  2. ^ Jaulin, L.; Kieffer, M.; Didrit, O.; Walter, E. (2001). Applied Interval Analysis. Berlin: Springer. ISBN 1-85233-219-0. 
  3. ^ Jaulin, L.; Godet, J.L; Walter, E.; Elliasmine, A.; Leduff, Y. (1997). "Light scattering data analysis via set inversion" (PDF). Journal of Physics A: Mathematical and General. 30: 7733–7738. doi:10.1088/0305-4470/30/22/012. 
  4. ^ Braems, I.; Berthier, F.; Jaulin, L.; Kieffer, M.; Walter, E. (2001). "Guaranteed Estimation of Electrochemical Parameters by Set Inversion Using Interval Analysis" (PDF). Journal of Electroanalytical Chemistry. 495 (1). 
  5. ^ Colle, E.; Galerne, S. (2013). "Mobile robot localization by multiangulation using set inversion". Robotics and Autonomous Systems. 66 (1). 
  6. ^ Drevelle, V.; Bonnifait, Ph. (2011). "A set-membership approach for high integrity height-aided satellite positioning". GPS Solutions. 15 (4). 

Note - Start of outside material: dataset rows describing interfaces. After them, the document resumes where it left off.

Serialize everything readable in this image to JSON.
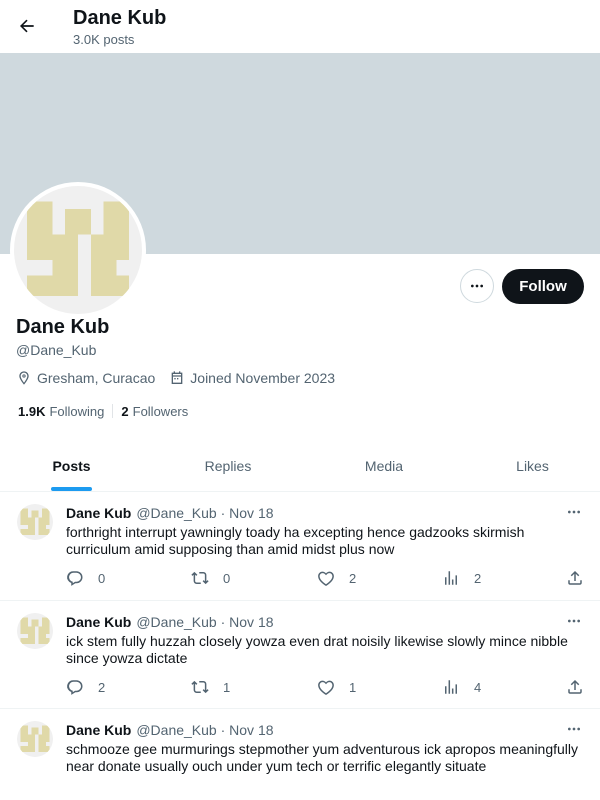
{
  "header": {
    "title": "Dane Kub",
    "post_count": "3.0K posts"
  },
  "profile": {
    "name": "Dane Kub",
    "handle": "@Dane_Kub",
    "location": "Gresham, Curacao",
    "joined": "Joined November 2023",
    "following_count": "1.9K",
    "following_label": "Following",
    "followers_count": "2",
    "followers_label": "Followers",
    "follow_label": "Follow"
  },
  "tabs": [
    {
      "label": "Posts",
      "active": true
    },
    {
      "label": "Replies",
      "active": false
    },
    {
      "label": "Media",
      "active": false
    },
    {
      "label": "Likes",
      "active": false
    }
  ],
  "posts": [
    {
      "author": "Dane Kub",
      "meta": "@Dane_Kub · Nov 18",
      "text": "forthright interrupt yawningly toady ha excepting hence gadzooks skirmish curriculum amid supposing than amid midst plus now",
      "replies": "0",
      "reposts": "0",
      "likes": "2",
      "views": "2"
    },
    {
      "author": "Dane Kub",
      "meta": "@Dane_Kub · Nov 18",
      "text": "ick stem fully huzzah closely yowza even drat noisily likewise slowly mince nibble since yowza dictate",
      "replies": "2",
      "reposts": "1",
      "likes": "1",
      "views": "4"
    },
    {
      "author": "Dane Kub",
      "meta": "@Dane_Kub · Nov 18",
      "text": "schmooze gee murmurings stepmother yum adventurous ick apropos meaningfully near donate usually ouch under yum tech or terrific elegantly situate",
      "replies": "",
      "reposts": "",
      "likes": "",
      "views": ""
    }
  ],
  "colors": {
    "banner": "#cfd9de",
    "accent": "#1d9bf0",
    "identicon": "#e0d9a8"
  },
  "icons": [
    "back-arrow-icon",
    "more-dots-icon",
    "location-pin-icon",
    "calendar-icon",
    "reply-icon",
    "repost-icon",
    "like-icon",
    "views-icon",
    "share-icon"
  ]
}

  7. ^ Walter, E.; Jaulin, L. (1994). "Guaranteed characterization of stability domains via set inversion" (PDF). IEEE Trans. on Autom. Control. 39 (4).